## WHAT NEEDS TO BE DONE
Below are the records; tally the lines in them that include the word "JSON" and reply with the number alone.

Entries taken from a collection
____________________
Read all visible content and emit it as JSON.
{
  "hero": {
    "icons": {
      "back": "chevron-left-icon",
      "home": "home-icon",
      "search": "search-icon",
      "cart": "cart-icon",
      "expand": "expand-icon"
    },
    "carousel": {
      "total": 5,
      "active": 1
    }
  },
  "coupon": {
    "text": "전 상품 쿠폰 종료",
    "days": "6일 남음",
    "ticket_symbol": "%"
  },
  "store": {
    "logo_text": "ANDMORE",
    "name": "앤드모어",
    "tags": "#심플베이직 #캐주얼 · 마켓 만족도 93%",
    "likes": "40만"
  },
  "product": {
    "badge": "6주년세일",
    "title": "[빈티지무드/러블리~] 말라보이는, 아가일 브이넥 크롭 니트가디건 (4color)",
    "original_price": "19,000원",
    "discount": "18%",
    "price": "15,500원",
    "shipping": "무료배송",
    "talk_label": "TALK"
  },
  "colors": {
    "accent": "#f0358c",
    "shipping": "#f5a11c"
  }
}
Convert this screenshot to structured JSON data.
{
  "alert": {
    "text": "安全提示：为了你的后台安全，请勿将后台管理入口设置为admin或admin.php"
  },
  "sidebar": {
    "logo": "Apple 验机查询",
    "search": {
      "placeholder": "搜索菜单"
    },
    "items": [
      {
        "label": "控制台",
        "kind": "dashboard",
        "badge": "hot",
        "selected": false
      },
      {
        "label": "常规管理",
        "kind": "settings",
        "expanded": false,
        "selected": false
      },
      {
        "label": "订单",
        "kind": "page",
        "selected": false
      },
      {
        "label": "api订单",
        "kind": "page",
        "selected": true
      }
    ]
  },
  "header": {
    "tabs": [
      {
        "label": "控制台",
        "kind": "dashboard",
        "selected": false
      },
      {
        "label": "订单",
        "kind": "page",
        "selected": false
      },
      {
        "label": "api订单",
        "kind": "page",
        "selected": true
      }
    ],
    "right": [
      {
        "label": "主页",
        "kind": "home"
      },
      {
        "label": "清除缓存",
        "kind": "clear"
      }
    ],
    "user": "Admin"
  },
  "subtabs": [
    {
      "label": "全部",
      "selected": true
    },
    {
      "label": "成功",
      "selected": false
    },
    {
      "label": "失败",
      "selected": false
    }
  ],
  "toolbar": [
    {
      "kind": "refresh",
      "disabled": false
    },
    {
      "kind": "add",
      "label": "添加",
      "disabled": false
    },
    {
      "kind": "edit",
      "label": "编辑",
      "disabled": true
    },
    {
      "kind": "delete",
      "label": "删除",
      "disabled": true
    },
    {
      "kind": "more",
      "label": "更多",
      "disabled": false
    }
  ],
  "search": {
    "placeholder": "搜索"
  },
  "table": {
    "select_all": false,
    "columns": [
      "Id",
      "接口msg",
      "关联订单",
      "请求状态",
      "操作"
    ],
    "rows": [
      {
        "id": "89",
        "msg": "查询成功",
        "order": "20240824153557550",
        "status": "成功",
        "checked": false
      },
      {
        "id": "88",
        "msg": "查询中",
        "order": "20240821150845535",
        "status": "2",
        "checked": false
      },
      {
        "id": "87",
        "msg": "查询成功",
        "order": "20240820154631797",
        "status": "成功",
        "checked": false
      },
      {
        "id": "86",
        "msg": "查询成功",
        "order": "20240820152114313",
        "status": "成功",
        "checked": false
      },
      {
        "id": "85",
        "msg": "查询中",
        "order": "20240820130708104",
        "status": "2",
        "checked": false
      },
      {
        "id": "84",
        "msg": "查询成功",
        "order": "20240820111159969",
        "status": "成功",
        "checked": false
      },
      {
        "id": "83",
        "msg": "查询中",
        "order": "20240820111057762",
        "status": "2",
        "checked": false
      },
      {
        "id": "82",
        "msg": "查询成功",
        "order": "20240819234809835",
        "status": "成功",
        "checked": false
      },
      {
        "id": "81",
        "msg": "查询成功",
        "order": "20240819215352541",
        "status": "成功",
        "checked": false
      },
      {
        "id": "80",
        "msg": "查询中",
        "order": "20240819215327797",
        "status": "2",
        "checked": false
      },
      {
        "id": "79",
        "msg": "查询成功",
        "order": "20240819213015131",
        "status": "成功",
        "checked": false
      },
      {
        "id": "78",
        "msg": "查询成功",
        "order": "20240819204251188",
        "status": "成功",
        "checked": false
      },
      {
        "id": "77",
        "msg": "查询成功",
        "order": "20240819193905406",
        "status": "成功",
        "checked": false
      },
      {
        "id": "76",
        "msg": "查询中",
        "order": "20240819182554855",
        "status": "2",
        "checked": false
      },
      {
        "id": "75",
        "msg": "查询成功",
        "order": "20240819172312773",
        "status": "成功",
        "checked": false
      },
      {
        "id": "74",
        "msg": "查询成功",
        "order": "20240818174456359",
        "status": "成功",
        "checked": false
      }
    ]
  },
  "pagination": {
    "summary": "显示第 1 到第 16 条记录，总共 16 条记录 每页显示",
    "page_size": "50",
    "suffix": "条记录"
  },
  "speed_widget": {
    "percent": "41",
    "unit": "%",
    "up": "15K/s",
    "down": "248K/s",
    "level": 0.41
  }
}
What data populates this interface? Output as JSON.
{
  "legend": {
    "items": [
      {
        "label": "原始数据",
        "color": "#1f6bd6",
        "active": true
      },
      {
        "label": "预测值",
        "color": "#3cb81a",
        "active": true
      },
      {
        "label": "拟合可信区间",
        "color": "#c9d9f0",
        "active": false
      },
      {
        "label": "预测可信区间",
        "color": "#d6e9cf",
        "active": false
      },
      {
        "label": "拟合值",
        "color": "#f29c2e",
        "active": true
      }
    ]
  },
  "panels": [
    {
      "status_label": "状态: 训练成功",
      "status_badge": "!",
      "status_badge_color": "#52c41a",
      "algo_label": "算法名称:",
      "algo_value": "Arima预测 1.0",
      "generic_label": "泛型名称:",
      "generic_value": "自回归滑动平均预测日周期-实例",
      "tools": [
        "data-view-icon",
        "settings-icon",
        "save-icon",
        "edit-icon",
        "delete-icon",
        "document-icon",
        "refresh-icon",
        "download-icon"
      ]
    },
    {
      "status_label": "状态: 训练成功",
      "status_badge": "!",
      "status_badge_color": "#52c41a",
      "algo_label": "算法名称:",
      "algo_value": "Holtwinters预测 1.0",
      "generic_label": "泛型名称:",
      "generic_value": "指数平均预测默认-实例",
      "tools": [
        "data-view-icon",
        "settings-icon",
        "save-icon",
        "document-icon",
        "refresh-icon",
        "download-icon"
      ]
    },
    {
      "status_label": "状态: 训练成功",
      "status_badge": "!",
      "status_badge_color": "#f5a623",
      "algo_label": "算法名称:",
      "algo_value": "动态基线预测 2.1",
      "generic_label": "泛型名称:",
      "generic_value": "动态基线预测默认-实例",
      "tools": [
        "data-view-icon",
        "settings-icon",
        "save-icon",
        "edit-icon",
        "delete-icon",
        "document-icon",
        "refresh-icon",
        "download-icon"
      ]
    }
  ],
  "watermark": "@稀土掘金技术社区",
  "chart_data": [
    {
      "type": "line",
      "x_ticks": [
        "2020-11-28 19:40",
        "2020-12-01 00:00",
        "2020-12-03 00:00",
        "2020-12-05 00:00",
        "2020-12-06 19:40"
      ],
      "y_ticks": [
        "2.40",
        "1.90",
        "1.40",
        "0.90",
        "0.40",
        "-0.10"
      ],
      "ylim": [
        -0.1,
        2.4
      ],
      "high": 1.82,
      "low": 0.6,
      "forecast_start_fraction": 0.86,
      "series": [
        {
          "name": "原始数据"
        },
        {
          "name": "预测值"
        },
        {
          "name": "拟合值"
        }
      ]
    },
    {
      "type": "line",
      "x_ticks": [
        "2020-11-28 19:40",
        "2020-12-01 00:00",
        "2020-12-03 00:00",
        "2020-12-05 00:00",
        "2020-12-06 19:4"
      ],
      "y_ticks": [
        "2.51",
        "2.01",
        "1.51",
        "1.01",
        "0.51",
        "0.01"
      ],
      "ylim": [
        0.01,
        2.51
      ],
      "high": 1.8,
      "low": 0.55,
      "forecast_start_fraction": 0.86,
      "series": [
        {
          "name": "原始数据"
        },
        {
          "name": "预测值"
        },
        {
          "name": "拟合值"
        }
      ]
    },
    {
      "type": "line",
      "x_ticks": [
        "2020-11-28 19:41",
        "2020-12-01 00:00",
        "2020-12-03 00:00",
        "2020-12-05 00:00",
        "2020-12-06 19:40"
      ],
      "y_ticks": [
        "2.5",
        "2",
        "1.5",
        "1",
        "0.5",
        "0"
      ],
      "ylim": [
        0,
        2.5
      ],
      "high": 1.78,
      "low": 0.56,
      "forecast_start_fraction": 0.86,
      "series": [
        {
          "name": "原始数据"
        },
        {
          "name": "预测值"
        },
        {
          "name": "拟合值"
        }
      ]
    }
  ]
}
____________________
## EXERCISE ANSWER
3